Surrounded by the written words of writers and poets past, Sean Hill read his own works to an attentive crowd in the Cowles Library Reading Room on Monday.
Hill took the podium with a casual “hello” after a robust introduction of his many fellowships and grants. He launched into reading from his 2008 poetry book, which is called “Blood Ties and Brown Liquor.”
“This is a poem about names — labels — and the importance we place on them,” Hill said during the reading of his opening poem.
The poems are based on Hill’s hometown of Milledgeville, Ga. Inspired by his grandmother’s stories, Hill set out to lyrically tell the area’s history. Much of the book is told from the life and times of fictional character Silas Wright.

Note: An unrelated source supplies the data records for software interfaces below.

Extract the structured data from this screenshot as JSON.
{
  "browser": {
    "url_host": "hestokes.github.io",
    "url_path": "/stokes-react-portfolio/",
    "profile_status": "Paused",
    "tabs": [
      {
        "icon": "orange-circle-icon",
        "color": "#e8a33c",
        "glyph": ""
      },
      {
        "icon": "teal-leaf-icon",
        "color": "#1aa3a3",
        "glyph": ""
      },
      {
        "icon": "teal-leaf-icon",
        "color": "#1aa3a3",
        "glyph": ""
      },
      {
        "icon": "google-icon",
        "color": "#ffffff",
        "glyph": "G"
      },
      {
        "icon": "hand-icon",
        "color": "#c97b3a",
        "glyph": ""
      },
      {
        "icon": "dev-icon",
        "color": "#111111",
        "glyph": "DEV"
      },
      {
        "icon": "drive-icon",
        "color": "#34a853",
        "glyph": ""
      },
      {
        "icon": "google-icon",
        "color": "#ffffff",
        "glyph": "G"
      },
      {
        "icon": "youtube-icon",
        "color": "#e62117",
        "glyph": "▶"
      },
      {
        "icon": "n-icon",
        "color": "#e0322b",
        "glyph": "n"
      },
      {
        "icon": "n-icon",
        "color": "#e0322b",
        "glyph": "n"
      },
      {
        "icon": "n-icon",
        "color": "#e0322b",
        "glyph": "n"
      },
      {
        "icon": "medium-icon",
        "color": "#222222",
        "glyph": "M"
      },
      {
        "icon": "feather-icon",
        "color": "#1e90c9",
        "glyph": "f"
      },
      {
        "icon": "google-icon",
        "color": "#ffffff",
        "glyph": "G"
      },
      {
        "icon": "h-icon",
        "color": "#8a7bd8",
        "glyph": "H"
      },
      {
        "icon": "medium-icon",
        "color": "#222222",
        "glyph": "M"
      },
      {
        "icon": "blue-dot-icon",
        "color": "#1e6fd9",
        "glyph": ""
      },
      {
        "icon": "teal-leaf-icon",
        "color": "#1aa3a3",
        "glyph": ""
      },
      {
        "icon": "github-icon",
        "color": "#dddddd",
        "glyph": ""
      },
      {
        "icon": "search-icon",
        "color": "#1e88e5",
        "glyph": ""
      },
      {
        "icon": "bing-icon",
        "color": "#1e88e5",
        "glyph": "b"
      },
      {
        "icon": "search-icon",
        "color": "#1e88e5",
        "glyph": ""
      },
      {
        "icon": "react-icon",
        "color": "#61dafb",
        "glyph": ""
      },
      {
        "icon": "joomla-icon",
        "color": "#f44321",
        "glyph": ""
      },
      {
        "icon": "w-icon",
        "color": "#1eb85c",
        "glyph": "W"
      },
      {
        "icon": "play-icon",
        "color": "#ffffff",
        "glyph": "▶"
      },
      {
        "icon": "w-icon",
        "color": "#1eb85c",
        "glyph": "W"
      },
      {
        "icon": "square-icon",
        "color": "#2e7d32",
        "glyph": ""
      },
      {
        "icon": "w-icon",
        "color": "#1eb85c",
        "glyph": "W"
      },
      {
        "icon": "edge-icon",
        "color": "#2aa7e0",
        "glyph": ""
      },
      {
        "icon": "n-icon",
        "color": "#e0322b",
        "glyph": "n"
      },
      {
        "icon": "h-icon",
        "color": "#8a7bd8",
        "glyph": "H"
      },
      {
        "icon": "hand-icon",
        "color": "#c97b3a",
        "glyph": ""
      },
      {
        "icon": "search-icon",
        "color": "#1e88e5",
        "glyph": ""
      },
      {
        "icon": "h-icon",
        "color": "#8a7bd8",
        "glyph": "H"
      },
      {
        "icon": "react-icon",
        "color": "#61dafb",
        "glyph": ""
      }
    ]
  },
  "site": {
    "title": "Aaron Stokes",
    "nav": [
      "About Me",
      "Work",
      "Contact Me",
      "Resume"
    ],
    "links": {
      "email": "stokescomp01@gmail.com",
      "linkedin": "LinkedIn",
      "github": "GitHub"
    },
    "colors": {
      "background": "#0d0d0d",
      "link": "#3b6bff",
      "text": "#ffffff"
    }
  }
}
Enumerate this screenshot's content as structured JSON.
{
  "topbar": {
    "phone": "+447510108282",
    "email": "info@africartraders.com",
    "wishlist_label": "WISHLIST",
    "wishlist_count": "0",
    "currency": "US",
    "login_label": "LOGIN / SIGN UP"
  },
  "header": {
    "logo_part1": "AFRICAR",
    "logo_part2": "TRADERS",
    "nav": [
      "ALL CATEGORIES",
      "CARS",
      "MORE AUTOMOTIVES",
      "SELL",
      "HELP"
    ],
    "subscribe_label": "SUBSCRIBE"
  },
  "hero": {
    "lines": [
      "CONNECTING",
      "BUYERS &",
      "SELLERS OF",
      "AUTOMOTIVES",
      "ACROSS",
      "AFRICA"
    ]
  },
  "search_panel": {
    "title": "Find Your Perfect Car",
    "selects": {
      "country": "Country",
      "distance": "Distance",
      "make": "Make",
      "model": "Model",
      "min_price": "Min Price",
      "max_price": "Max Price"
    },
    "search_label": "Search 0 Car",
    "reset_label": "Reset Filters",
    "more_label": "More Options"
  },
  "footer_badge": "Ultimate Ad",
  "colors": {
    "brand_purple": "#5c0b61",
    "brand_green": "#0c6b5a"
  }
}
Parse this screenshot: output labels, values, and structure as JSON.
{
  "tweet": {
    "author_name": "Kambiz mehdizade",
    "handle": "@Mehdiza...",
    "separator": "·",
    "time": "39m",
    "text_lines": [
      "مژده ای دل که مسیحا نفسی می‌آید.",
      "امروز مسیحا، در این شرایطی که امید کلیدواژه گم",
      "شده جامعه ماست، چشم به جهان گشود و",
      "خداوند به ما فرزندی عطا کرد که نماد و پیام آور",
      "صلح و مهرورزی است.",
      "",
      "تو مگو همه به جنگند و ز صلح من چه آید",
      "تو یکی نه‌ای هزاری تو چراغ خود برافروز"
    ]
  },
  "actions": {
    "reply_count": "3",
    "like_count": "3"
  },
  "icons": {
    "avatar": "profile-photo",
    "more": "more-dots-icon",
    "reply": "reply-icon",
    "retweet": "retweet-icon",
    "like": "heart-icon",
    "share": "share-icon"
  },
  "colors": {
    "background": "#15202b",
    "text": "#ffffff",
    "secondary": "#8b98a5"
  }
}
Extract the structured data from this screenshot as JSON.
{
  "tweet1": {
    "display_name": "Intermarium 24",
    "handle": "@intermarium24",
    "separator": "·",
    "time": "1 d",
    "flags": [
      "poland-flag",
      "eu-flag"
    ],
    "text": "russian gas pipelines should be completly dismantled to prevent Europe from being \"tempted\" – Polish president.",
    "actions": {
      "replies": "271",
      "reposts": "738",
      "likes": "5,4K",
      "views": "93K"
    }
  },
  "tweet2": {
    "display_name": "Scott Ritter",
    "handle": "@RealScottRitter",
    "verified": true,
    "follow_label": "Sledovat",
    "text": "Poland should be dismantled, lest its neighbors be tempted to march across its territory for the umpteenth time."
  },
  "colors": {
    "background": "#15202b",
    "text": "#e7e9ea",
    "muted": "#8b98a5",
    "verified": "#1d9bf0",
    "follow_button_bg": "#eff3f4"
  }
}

“The name just came to me,” Hill said of the inspiration behind the character’s moniker. “The character insisted on it.”
The book reflects heavily on the perspective of being black in the south in the early to mid- 1900s. Hill read his tales with an outwardly strong emotional background. An example was the piece “Insurance Man 1964,” which is based off the lynching of four people in Monroe, La.
Hill also read some pieces about his new home in the small town of Bemidji, Minn. He was given a grant to go to a place, observe and write. He found adventures in the North, such as tapping syrup and ice fishing, as inspiration.
“Some ideas just kind of present themselves,” Hill said. “History and everyday life and the line at the grocery store and things I overhear capture my attention.”
A book in five parts is in the works for Hill, continuing his focus on the concept of home and place.
Melisa Klimaszewski, assistant professor of English, organized Hill’s appearance. She said that she felt strongly that Drake would benefit from his visit.
“I think the way his poetry honors connections between the past and the present is really important and true to how a lot of us experience the world,” Klimaszewski said.
Students and professors alike were seen with the colorful book cover.
“I came because I wanted to hear how he writes from a time he never was, but (he) was very aware of what went on,” Ben Hoffman, senior secondary education and writing major, said.
Hill was the first of the 2011 Writers and Critics Series. The series is sponsored by the Drake English Department and made possible by the Drake Center for the Humanities. The 2011 spring semester welcomed Mohan Sikka and Keetje Kuipers among others.
Look to the Drake website for upcoming sessions. Those interested in poetry are invited to the upcoming Younger American Poets Reading Series at 7 p.m. next Thursday at Beaverdale Books.